Often referred to as cover crops, such interim sowings may also be dubbed catch crops, service crops, or green manures, FAR’s Alister Holmes explained.

However, it doesn’t really matter what you call them: the common theme is they all provide one or more benefits. For example, capturing nutrients which would otherwise be leached, enhancing soil structure, suppressing weeds, reducing reliance on pesticides especially herbicides, or, as in the case of legumes, fixing nitrogen which a following crop might use.

“You’ll hear a whole heap of terms for them… and I’m not sure there’s a very clear difference between them, or that it really matters,” Holmes commented at Aria. “Any cover crop grown will provide multiple services.”

While much has been written and published on the capture of nutrients by cover crops, notably as part of the Dairy NZ-led Forages for Reduced Nitrate Leaching programme, the focus of the ARIA presentation was on weed suppression and reduced reliance on herbicides.

FAR’s trials at Tamahere, Waikato, with oats, faba beans, annual ryegrass, or clover compared to fallow after maize maincrops are now in their fourth season. Holmes presented results from 2018 when oats and faba beans provided significantly higher weed suppression (see table), and all covers enhanced yield of the following maize compared to fallow where no herbicide was applied. Holmes also noted yields of maize untreated by herbicide following the cover crop were on par with herbicide treated.

“We’re finding we can get away with just a pre-emergence or one post-emergence.”
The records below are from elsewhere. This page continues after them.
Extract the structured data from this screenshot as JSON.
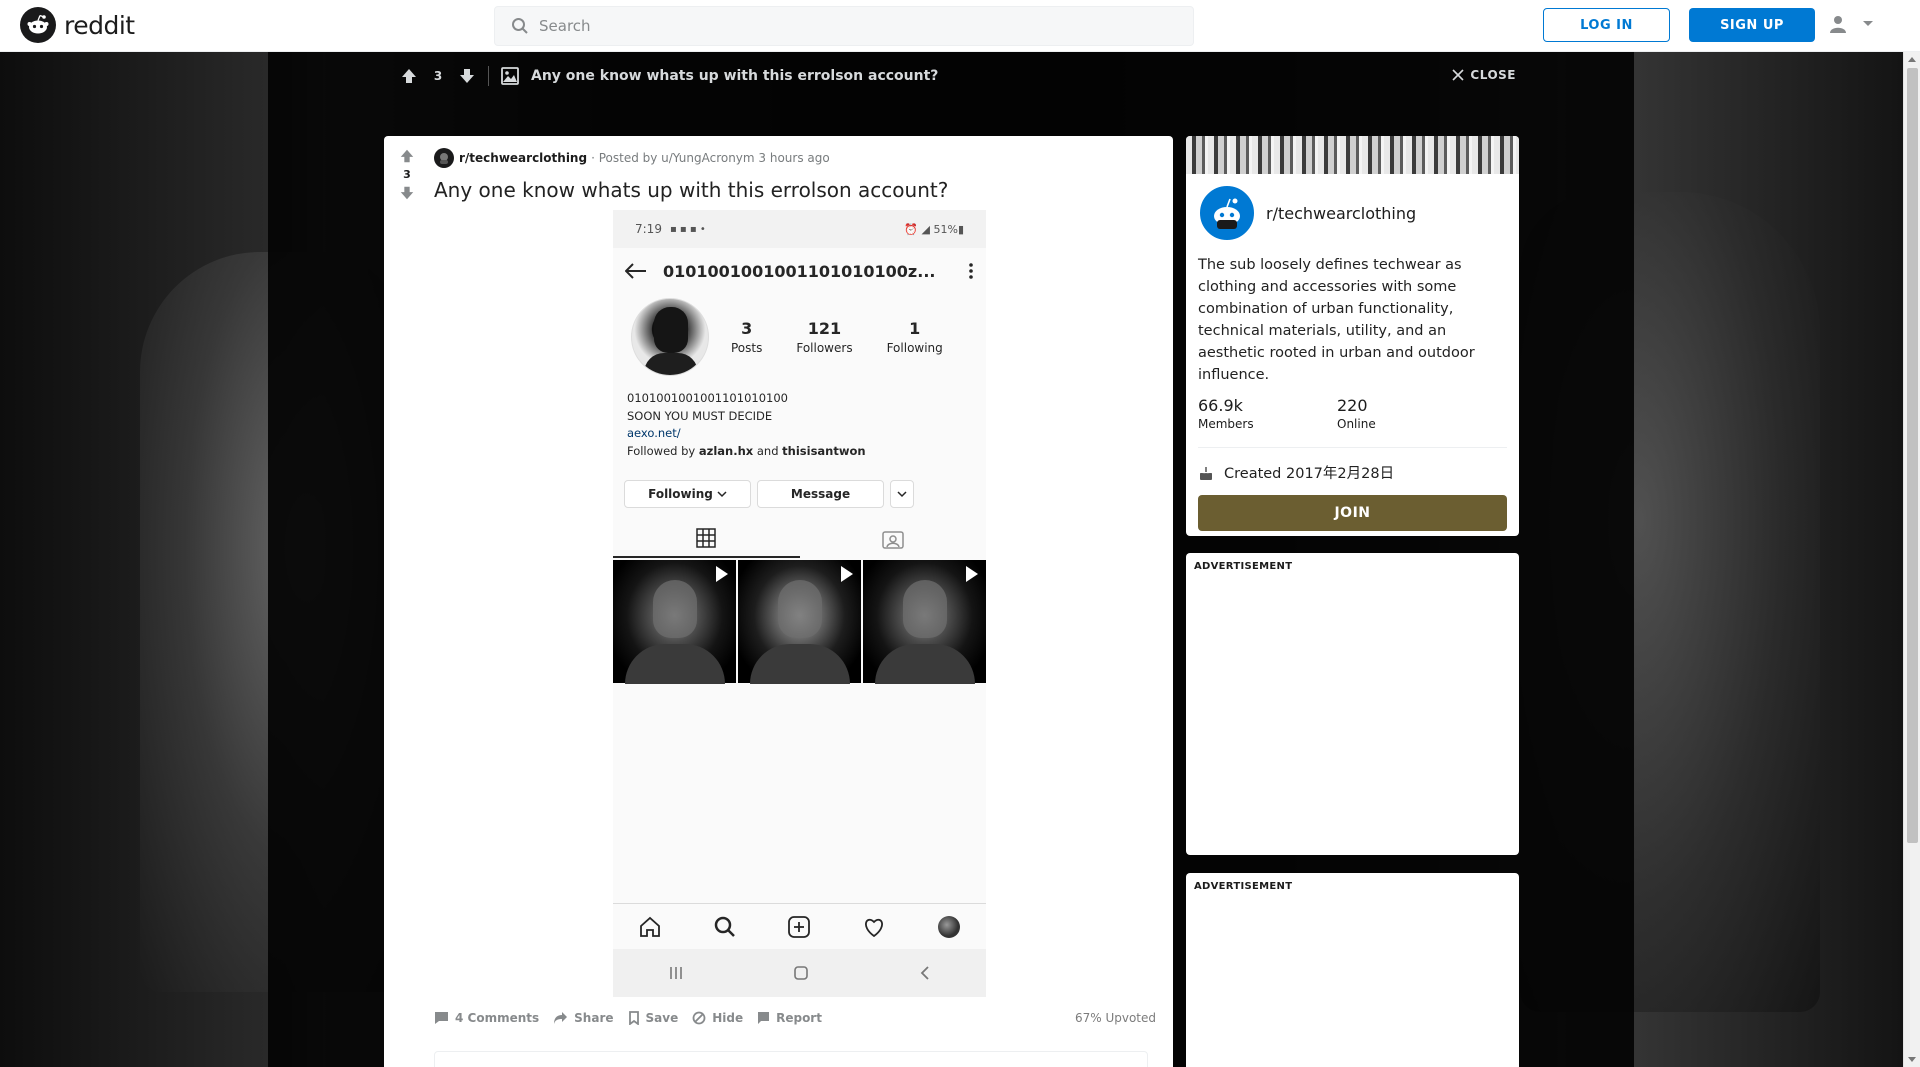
{
  "header": {
    "logo_text": "reddit",
    "search_placeholder": "Search",
    "login_label": "LOG IN",
    "signup_label": "SIGN UP"
  },
  "topbar": {
    "vote_count": "3",
    "title": "Any one know whats up with this errolson account?",
    "close_label": "CLOSE"
  },
  "post": {
    "vote_count": "3",
    "subreddit": "r/techwearclothing",
    "posted_by": "· Posted by u/YungAcronym 3 hours ago",
    "title": "Any one know whats up with this errolson account?",
    "screenshot": {
      "status_time": "7:19",
      "status_right": "51%",
      "username": "0101001001001101010100z...",
      "stats": [
        {
          "num": "3",
          "label": "Posts"
        },
        {
          "num": "121",
          "label": "Followers"
        },
        {
          "num": "1",
          "label": "Following"
        }
      ],
      "bio_name": "0101001001001101010100",
      "bio_line": "SOON YOU MUST DECIDE",
      "bio_link": "aexo.net/",
      "followed_prefix": "Followed by",
      "followed_user1": "azlan.hx",
      "followed_and": "and",
      "followed_user2": "thisisantwon",
      "following_btn": "Following",
      "message_btn": "Message"
    },
    "footer": {
      "comments": "4 Comments",
      "share": "Share",
      "save": "Save",
      "hide": "Hide",
      "report": "Report",
      "upvoted": "67% Upvoted"
    }
  },
  "sidebar": {
    "name": "r/techwearclothing",
    "description": "The sub loosely defines techwear as clothing and accessories with some combination of urban functionality, technical materials, utility, and an aesthetic rooted in urban and outdoor influence.",
    "members_num": "66.9k",
    "members_label": "Members",
    "online_num": "220",
    "online_label": "Online",
    "created": "Created 2017年2月28日",
    "join_label": "JOIN",
    "ad_label_1": "ADVERTISEMENT",
    "ad_label_2": "ADVERTISEMENT"
  },
  "colors": {
    "brand_blue": "#0079d3",
    "join_button": "#6b5e31"
  }
}
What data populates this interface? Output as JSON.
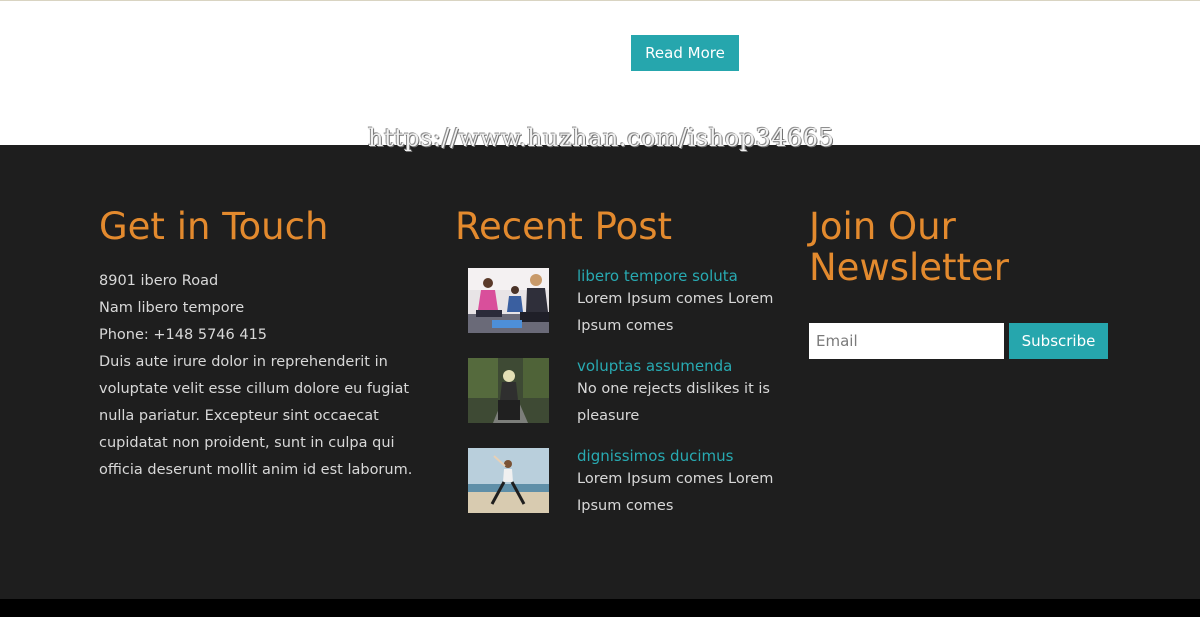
{
  "top": {
    "read_more_label": "Read More"
  },
  "watermark": "https://www.huzhan.com/ishop34665",
  "footer": {
    "contact": {
      "title": "Get in Touch",
      "address": "8901 ibero Road",
      "city": "Nam libero tempore",
      "phone": "Phone: +148 5746 415",
      "description": "Duis aute irure dolor in reprehenderit in voluptate velit esse cillum dolore eu fugiat nulla pariatur. Excepteur sint occaecat cupidatat non proident, sunt in culpa qui officia deserunt mollit anim id est laborum."
    },
    "recent": {
      "title": "Recent Post",
      "posts": [
        {
          "title": "libero tempore soluta",
          "excerpt": "Lorem Ipsum comes Lorem Ipsum comes",
          "image": "yoga-class-photo"
        },
        {
          "title": "voluptas assumenda",
          "excerpt": "No one rejects dislikes it is pleasure",
          "image": "meditation-road-photo"
        },
        {
          "title": "dignissimos ducimus",
          "excerpt": "Lorem Ipsum comes Lorem Ipsum comes",
          "image": "beach-yoga-photo"
        }
      ]
    },
    "newsletter": {
      "title": "Join Our Newsletter",
      "email_placeholder": "Email",
      "email_value": "",
      "subscribe_label": "Subscribe"
    }
  },
  "colors": {
    "accent_teal": "#26a6ad",
    "heading_orange": "#e38a2e",
    "footer_bg": "#1e1e1e",
    "text_light": "#d8d8d8"
  }
}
AgResearch’s Trevor James, a co-presenter at ARIA, noted reduced weed competition gave growers more flexibility in when and which herbicides they used, and meant there was less pressure to apply a herbicide in less than ideal conditions, such as when it’s windy or too dry, which in turn reduced the risk of weed escapes and herbicide resistance build up.

As for which is the best cover crop, Holmes said there’s no simple answer as it all depends on what you are trying to achieve and timing of sowing and destruction, however some general principles apply: cereals establish quickly and are good at mopping up residual nitrogen; legumes are best for fixing nitrogen for release to following crops; deep tap-root plants help improve soil structure.

“It’s not simply a matter of saying this is the best cover crop for this region.”

James noted different covers may be needed one year to the next, despite being in the same rotational position, due to differences in soil moisture and timing. He encouraged growers to do their own trials, ideally with half paddock comparisons. “There’s nothing like every grower doing a bit themselves to help develop the science faster….

“Cover crops are difficult to use, there are a lot of challenges, but there are also a lot of rewards,” he added.

While FAR’s research to date has focused on single species cover crops, Holmes noted the potential for mixed species covers to work too, with each species providing different, complementary benefits and improving the crop’s ability to succeed in a range of seasons and situations.


Holmes cautioned against building the drymatter a cover crop could provide into feed or financial budgets. Once in those budgets, typically it would be harvested, either by machine or grazing, even if conditions weren’t favourable, damaging soil structure and compromising the following main crop.